The profession of social work faces a perfect storm of increasingly complex practice contexts, intensifying demands, and escalating burnout. This crisis requires immediate, critical, and substantive action by social work education. Social work programs function to prepare competent practitioners who can navigate these demands and complexities with efficacy, while sustaining themselves. For too long, practitioner well-being has been significantly neglected. This article promotes a basic tenet: Social work education has a pivotal responsibility and pragmatic role in providing serious, credible attention to the well-being of practitioners. Social work curricula must integrate teaching of self-care as a professional competency. This article provides philosophical rationale and practical strategies for doing so. Through comprehensive attention in implicit and explicit curricula, social work programs can prepare practitioners who can enact social work’s long-standing mission of human rights, social justice, and human well-being. Everyone (e.g., faculty, field supervisors, administrators) has a role and responsibility. The Council on Social Work Education (CSWE) has particular effect in setting standards for social work programs, and, by extension, the profession itself. Thus, the article concludes with a call for CSWE to include self-care in the accreditation standards core competencies required by all social work programs. The profession’s future compels taking proactive, preventative action now.
|Number of pages||13|
|Journal||Journal of Social Work Education|
|State||Published - 2021|

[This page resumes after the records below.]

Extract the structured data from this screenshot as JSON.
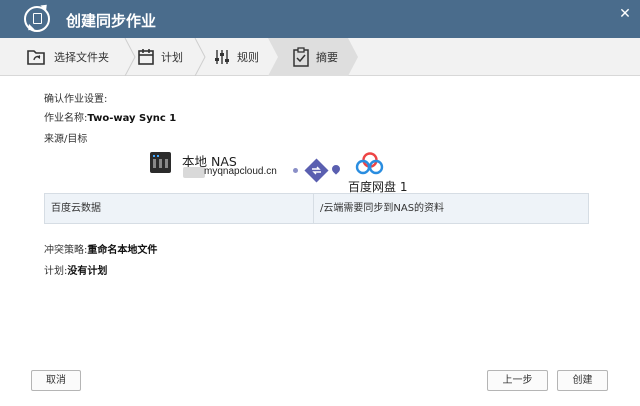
{
  "window": {
    "title": "创建同步作业",
    "close_glyph": "✕"
  },
  "steps": [
    {
      "label": "选择文件夹",
      "icon": "folder-sync-icon"
    },
    {
      "label": "计划",
      "icon": "calendar-icon"
    },
    {
      "label": "规则",
      "icon": "sliders-icon"
    },
    {
      "label": "摘要",
      "icon": "clipboard-icon",
      "active": true
    }
  ],
  "summary": {
    "heading": "确认作业设置:",
    "job_name_label": "作业名称:",
    "job_name_value": "Two-way Sync 1",
    "source_target_label": "来源/目标",
    "source": {
      "name": "本地 NAS",
      "host": "myqnapcloud.cn"
    },
    "target": {
      "name": "百度网盘 1"
    },
    "table": {
      "left": "百度云数据",
      "right": "/云端需要同步到NAS的资料"
    },
    "conflict_label": "冲突策略:",
    "conflict_value": "重命名本地文件",
    "schedule_label": "计划:",
    "schedule_value": "没有计划"
  },
  "buttons": {
    "cancel": "取消",
    "back": "上一步",
    "create": "创建"
  },
  "colors": {
    "titlebar": "#4a6c8c",
    "accent": "#5a5fb0"
  }
}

Bibliographical notePublisher Copyright:
© 2021 Council on Social Work Education.
ASJC Scopus subject areas
- Social Sciences (miscellaneous)